One of my favorite books for writers is Lawrence Block’s TELLING LIES FOR FUN & PROFIT, which taught me it’s okay to make stuff up.
So I do. Take my novel, TIDES OF THE HEART. Early on, we see an odd young woman named Karin, dressed in a long sarong, aimlessly strolling the beach at West Chop on the Vineyard, picking up colorful bits of sea glass—lots of sea glass—that she later click-clicks whenever she remembers the awful thing she’s done.
I lied. Aside from the fact I never met such a young woman, I knew that the act of her collecting colorful bits of sea glass on an aimless stroll simply would not be possible.
Sea glass is hard to find! Wampum is a dime a bucket but sea glass? Oy.
Over the year, my beach-walking has turned up only three or four pieces, all about the size of a pinkie fingernail: one blue, a few green, one clear piece that was bigger than the others but turned out to be a rock.
Yesterday, however, was a different story.
It was a warm-for-February afternoon. I chose Bend-in-the-Road Beach for its relatively flat surface and its views over to Cape Cod on a clear day.
As I walked, my head, as usual, was bent, my eyes grazing the sand for wampum because as I’ve said before, I can’t help myself. (An ad in the MV Times for C.B. Stark Jewelers of Vineyard Haven says they’re buying wampum; maybe I’ll make my fortune there!) Anyway, I’d brought a bag on my outing because I’m sick of trying to remove grains of sand from inside my pockets. Besides, like with eating chocolate, I usually end up with more than I intended.
So there I was, walking along, eyes peeled, when suddenly . . . suddenly . . . a powder-blue-colored round thing—almost the size of the bottom of a jar of peanut butter—was at my foot. It wasn’t moving, so I decided it wasn’t a living organism. I leaned down for a closer look; I saw that it was frosted, often a telltale sign that what once had been an ordinary piece of glass had since been tossed and tossed by salt water tides and transformed into . . . yes! . . . authentic sea glass!
I said something out loud. I quickly scooped it up. Holy cow, it really was a magnificent specimen! I didn’t dump it in my wampum bag but instead held it safely and kept walking. Not ten feet away was a slightly smaller, but equally lovely, pale aqua piece of sea glass. Then a dark green one, followed by a bright green one, which was the tiniest, but still thumbnail size.
What a day, huh? Karin would have been elated.
I snapped this photo as proof. I put a quarter in the shot to show what my engineer friends would call “spatial relationship.”
I went back to the same beach today, walked almost an hour, bagged a bunch of wampum. I thought I saw a small piece of red sea glass (the rarest, I’ve been told), but it turned out to be plastic.
And that’s the truth.
THANK YOU for the Lawrence Block book title.
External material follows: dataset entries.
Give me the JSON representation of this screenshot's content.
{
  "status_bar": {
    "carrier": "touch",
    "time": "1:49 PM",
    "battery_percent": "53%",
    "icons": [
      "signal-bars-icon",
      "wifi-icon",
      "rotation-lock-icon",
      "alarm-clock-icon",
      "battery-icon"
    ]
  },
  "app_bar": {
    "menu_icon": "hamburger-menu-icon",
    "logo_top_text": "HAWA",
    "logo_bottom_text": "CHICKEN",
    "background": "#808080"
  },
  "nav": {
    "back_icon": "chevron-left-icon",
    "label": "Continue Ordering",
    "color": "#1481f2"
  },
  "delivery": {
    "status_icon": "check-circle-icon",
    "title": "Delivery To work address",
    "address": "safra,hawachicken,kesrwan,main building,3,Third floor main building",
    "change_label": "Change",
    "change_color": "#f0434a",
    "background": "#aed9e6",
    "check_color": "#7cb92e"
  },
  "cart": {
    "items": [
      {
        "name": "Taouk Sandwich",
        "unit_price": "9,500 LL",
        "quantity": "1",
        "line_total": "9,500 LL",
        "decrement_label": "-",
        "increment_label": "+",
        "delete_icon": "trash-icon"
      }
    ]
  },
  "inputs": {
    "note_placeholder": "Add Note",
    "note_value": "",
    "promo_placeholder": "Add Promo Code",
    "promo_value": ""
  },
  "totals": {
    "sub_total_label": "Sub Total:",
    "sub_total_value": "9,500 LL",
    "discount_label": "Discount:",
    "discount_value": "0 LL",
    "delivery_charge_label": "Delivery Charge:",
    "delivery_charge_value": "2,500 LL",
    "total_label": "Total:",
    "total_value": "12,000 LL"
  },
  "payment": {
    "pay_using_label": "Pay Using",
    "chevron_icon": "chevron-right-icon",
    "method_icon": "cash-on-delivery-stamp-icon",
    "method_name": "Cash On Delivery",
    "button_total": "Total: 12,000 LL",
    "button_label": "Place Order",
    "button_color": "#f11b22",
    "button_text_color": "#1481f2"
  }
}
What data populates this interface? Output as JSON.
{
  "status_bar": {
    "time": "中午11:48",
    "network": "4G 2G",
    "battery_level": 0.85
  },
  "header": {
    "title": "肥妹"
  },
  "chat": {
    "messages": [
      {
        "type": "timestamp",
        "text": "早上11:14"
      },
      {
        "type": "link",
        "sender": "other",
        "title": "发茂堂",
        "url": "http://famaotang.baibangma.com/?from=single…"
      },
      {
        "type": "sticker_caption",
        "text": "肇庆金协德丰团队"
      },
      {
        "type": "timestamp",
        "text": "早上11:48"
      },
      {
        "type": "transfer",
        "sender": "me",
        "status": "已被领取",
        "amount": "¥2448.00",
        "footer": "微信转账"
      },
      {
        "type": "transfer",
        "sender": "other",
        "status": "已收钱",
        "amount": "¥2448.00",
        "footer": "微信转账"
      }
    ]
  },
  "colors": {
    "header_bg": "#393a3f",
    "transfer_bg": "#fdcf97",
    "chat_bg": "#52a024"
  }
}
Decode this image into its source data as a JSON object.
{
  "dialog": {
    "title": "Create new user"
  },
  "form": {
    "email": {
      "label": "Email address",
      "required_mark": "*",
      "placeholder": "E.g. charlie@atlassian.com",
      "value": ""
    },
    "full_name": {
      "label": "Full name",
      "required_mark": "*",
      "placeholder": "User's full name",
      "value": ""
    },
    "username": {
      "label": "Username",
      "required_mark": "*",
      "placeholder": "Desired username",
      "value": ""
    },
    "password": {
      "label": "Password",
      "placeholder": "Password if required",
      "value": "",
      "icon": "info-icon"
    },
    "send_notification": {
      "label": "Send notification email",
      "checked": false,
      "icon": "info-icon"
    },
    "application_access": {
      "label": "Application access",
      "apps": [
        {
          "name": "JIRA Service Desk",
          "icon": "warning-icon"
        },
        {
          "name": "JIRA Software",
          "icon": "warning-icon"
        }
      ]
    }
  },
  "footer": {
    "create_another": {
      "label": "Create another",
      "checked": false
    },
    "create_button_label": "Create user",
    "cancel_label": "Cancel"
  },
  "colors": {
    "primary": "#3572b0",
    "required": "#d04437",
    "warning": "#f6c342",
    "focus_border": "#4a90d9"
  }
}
I’ve completely read up everything of his in my town’s and neighboring towns libraries. Any suggestions by him on writing are well worth listening to. (Yeah, I know I ended with a preposition.)
It’s legal now. 🙂